O'Malley would make Baltimore central to campaign

Martin O'Malley
Martin O'Malley

A fired up Martin O'Malley said Sunday he will make what happened in Baltimore a central theme of his would-be presidential campaign, despite criticism from some about his own policing policies during his time as mayor.

"I did not dedicate my life to making Baltimore a safer and more just place because it was easy.  And I am more inclined and more deeply motivated now to address what's wrong with our country and what needs to be healed and what needs to be fixed," the former Maryland governor said on NBC's "Meet the Press."


"We haven't had an agenda for American cities for at least two decades," he said.

O'Malley has faced questions for his "zero tolerance" policing strategy during his time in City Hall. The city made tens of thousands of arrests for minor crimes, many of which were never prosecuted. In early primary states, O'Malley has frequently touted the sharp reduction in violent crime that took place under his watch.

O'Malley used the interview to point to his administration's efforts to increase drug treatment funding and also noted he was reelected as mayor with strong support from African-American precincts.

"We didn't get it wrong then, but we have yet to get it entirely right," he said.

"This now sounds like you want to make it central to any campaign," NBC's Chuck Todd asked O'Malley.

"I think it has to be central," O'Malley responded.

"So you'll probably announce in Baltimore?" Todd asked.

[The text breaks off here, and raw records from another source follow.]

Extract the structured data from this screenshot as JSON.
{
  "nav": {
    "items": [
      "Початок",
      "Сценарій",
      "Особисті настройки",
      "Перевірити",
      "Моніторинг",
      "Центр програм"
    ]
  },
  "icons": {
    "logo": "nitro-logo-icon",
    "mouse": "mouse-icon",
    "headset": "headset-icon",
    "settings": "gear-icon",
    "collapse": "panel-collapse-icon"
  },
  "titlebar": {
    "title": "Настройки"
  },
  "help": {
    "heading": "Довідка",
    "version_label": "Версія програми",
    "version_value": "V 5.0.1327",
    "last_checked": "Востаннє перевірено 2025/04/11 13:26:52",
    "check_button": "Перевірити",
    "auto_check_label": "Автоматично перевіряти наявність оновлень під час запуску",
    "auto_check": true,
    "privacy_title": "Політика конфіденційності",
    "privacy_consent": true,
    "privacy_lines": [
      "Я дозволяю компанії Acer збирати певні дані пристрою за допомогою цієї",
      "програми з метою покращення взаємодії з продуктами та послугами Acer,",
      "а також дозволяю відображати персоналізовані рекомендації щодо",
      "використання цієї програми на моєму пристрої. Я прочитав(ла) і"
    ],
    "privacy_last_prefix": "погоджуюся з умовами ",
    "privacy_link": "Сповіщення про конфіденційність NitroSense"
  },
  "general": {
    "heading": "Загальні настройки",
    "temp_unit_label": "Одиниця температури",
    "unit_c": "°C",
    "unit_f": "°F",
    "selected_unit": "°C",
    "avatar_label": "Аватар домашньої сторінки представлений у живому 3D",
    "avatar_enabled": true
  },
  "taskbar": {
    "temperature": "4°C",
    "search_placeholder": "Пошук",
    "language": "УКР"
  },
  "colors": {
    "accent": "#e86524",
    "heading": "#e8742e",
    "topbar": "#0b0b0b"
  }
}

"I wouldn't think of announcing anyplace else," O'Malley said. "This has been a setback for us, Chuck, but our story is not over.  We are not defeated as a city, and we are not about to throw in the towel on our country."


The Freddie Gray case, and the riots that erupted in the city on Monday, dominated the discussion on the Sunday political shows. All but one of the major programs booked an elected leader from Maryland to answer questions about how to avoid future violence.

Mayor Rawlings-Blake, who also appeared on Meet the Press, defended her handling of the riots on Monday. The mayor has faced criticism from some that she was not as visible as she could have been and did not seek help from the state until the situation was already out of control.

"That's really not my focus," Rawlings-Blake said. "Now we are working to reapir the damage that was done."

Rep. Elijah E. Cummings said he was comfortable with State's Attorney Marilyn J. Mosby's decision to charge six police officers in Gray's death

"I feel very comfortable with regard to what Ms. Mosby has done," Cummings, a Baltimore Democrat,  said on ABC's "This Week." "Her integrity is impeccable, without a doubt."

"I think she made the very best decision that she could," he added.


Cummings, who has been marching with protesters in Baltimore since Monday, called for an "inclusion revolution," addressing issues such as joblessness and investing in children and cities in order to prevent future incidents nationwide. He also advocated for a careful examination of Baltimore's police department.

"We need to have an up-and-down look at it and be honest and address it in an effective way," Cummings said.

Cummings added that he thought the city had done "pretty good" in the response to Gray's death, with the exception of rioting Monday.

"It was a very unfortunate incident with Freddie Gray, a young man who died a very tragic death, but as far as Baltimore's concerned, I thought initially we had a lot of problems on Monday but I think overall it's been a lot of peaceful protest, and that's a good thing," Cummings said.

The two Democrats running for Senate in Maryland also appeared on the Sunday shows.

Rep. Donna F. Edwards, a Prince George's County Democrat, said that law enforcement becomes the only face of government that some communities see. She argued that those residents should instead see more spending in schools and economic development.

"There is an over-policing that's going on not just in Baltimore but also across this country," Edwards said on Fox News Sunday. "That's not the fault of police, that's the fault of policymakers that are making decisions."

Rep. Chris Van Hollen of Montgomery County, talked about the need to direct additional federal funding to communities in places like Baltimore. Van Hollen is the top Democrat on the House Budget Committee.

"There are a whole constellation of problems here, but there are some systematic underlying problems that should be addressed by government, both at the local level, the state level and the federal level," Van Hollen said on CNN's "State of the Union."

"The debate that is going on right now in Washington, while it's often abstract in terms of numbers and documents, the real-world impact it can have will make a difference in people's lives," he said.